While China may not be totally satisfied with this and its actual implications, it is still something its leaders could theoretically accept.
Over the past four years, we have seen that cross-strait interaction has been based on the formalistic concept that there is only one China as defined by the so-called “1992 consensus” and the agreement that there is only “one China, with each side having its own interpretation of what that one China means” (一個中國，各自表述.)
If the CCP was able to accept Hsieh’s visit to Beijing, we can safely say that the first meeting between the DPP and the CCP will be a touchstone for gradually developing mutual political trust.
The “constitutional consensus” (憲法共識) proposed by Hsieh is a consensus that must be agreed upon by all Taiwanese. If the CCP were also able to agree that this “constitutional consensus” was also an expression of the formalistic concept that there is only one China, which has directed the course of cross-strait interaction for the past four years, the DPP and the CCP would be able to start strategic interaction. Hopefully, this would lead to a gradual establishment of mutual trust and understanding.

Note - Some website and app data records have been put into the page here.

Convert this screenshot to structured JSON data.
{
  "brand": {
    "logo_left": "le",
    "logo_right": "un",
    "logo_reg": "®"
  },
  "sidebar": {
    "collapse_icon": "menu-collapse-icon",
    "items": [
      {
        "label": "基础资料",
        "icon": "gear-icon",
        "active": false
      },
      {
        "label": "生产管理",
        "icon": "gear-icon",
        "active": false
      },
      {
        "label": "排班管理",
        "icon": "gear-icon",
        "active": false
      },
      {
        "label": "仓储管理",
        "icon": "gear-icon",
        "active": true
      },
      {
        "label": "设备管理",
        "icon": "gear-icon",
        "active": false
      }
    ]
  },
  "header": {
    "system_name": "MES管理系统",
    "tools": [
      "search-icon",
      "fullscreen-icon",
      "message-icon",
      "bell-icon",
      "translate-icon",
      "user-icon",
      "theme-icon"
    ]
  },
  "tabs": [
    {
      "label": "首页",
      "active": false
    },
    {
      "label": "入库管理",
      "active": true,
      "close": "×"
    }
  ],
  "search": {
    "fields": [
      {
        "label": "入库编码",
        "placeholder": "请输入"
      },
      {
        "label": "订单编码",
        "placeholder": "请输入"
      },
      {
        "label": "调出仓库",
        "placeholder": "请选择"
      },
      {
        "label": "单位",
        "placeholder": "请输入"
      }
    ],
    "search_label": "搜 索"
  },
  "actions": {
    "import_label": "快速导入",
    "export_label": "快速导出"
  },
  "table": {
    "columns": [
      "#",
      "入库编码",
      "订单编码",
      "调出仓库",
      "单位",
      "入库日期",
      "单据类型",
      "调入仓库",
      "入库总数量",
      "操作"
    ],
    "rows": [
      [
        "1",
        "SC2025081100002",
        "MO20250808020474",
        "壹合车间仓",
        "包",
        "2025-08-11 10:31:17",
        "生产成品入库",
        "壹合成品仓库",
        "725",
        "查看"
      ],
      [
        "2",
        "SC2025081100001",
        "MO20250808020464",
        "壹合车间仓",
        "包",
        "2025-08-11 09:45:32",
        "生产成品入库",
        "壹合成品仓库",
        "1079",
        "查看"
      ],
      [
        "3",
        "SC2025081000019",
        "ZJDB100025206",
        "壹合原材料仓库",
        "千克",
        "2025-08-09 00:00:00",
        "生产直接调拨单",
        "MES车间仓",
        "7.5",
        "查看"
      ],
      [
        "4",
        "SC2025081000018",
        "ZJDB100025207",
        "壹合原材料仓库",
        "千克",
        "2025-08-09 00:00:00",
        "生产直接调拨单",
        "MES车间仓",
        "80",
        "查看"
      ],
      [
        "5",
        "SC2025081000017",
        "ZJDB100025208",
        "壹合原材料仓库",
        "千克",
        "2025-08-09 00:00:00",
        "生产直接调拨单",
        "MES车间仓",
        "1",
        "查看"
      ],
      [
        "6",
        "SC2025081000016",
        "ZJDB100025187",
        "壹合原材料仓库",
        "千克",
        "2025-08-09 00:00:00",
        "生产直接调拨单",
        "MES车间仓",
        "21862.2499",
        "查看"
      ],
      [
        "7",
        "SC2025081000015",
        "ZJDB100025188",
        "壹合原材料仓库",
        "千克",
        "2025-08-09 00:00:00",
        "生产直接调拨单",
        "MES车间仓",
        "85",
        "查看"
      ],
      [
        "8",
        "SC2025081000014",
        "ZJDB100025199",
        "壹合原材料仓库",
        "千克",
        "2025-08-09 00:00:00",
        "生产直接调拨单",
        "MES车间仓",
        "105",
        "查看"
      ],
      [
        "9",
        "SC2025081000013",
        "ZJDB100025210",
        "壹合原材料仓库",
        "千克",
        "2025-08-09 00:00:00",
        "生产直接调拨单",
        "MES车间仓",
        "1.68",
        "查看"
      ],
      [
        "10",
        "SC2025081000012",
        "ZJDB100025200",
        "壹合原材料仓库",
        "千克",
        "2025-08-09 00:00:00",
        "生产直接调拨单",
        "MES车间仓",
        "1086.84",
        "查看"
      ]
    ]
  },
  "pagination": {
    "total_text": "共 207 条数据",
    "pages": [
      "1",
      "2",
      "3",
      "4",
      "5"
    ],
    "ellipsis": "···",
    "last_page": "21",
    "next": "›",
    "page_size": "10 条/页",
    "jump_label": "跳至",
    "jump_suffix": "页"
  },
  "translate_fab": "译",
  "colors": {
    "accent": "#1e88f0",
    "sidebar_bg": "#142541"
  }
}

The only way a true consensus can be established between Taiwan and China is for the DPP and the CCP to come to an agreement and develop mutual trust when it comes to cross-strait strategic interests.
This is also the only way that peaceful development between Taiwan and China, and in the East Asia region as a whole, can continue to progress and become stronger.
Hsieh has now held out an olive branch to the CCP and this is something that he should be commended for.
Hopefully the CCP will showcase the wisdom of its leaders by commencing a new chapter in the peaceful development of relations between Taiwan and China.
Tung Chen-yuan is a professor in the Graduate Institute of Development Studies at National Chengchi University.
Translated by Drew Cameron